Spin round and round on a soft surface such as grass. Do this until you are so dizzy you have to stop. Is this the same feeling as being dizzy with excitement? Write down your thoughts and feelings so that you can compare when an exciting moment happens.
8) Get a feeling for your school grounds
Memories can also be inextricably linked to places and how you feel about them. Brainstorm 10 different feelings you know. Then go out into your grounds and map these feelings according to different places that exist. For example, you might feel wonder in a natural space, annoyed about where you line up, happiness at the school gate. Are there any places which enable contrasting feelings to be experienced? For example on the football pitch, you may feel excitement if your team is winning but despair if it is losing. Share your ideas with the rest of the class.
9) Decision stones
First of all find two stones which are distinctly different but feel quite right when you pick them up, hold them, smell them, and walk around with them in your pocket. These stones will help you make decisions. We have to be calm, clear our minds and listen to our “inner voice”. One is to be your “Yes” stone, the other “No.”
Think of a decision you need to make and turn it into a question where the answer is either “Yes” or “No.” Ask yourself the question and touch the stones. Intuitively one stone will feel more right than the other. After a few weeks, review the stones with your class. Has anyone used them and were they helpful?
10) Creative Walks
“If you are seeking creative ideas, go out walking. Angels whisper to a man when he goes for a walk.” – Raymond Inmon
There is something about going for a walk which clears one’s head and helps with the flow of ideas. Whether it’s the plodding, the moving or just the journey, it can make a difference.
Through the years, different types of walk have evolved for different purposes. Labyrinths and circumambulation walks are useful for reflection. Blindfold walks give us an new way of exploring the world.
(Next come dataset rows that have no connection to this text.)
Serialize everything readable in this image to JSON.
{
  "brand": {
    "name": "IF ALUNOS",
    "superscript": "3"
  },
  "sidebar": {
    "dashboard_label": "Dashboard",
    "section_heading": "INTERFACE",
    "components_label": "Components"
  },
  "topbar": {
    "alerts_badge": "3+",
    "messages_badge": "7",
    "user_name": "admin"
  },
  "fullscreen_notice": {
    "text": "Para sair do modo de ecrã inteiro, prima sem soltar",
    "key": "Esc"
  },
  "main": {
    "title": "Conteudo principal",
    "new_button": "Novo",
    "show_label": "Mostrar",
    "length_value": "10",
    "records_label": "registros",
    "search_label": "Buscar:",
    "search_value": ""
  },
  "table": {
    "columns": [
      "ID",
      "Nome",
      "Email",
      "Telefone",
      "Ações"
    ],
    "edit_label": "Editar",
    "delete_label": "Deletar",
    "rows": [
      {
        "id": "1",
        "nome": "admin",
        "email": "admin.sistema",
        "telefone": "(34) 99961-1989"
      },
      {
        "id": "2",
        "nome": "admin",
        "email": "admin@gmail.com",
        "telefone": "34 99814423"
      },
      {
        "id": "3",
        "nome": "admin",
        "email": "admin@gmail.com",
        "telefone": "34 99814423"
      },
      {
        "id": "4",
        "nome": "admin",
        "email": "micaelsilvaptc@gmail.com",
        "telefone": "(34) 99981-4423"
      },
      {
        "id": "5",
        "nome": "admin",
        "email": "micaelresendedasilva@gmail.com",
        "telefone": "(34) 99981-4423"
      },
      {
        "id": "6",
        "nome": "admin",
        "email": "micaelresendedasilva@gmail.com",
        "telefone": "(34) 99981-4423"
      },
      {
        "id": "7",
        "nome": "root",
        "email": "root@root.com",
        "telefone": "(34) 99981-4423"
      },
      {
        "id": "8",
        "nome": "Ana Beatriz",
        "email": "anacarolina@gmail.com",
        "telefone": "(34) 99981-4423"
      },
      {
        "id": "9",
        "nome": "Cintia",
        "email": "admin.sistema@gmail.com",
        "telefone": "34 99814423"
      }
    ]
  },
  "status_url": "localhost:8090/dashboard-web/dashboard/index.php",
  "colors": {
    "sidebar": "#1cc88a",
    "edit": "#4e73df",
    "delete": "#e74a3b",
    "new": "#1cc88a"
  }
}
Slow walks where one takes ten minutes to move a few metres can help children become very aware of their own bodies.
Finally, my friend, Sue Dixon, over at The Thinking Child has produced a resource box, Starters for Thinking Outdoors to encourage children to ask questions and think things over outside. Well worth a look!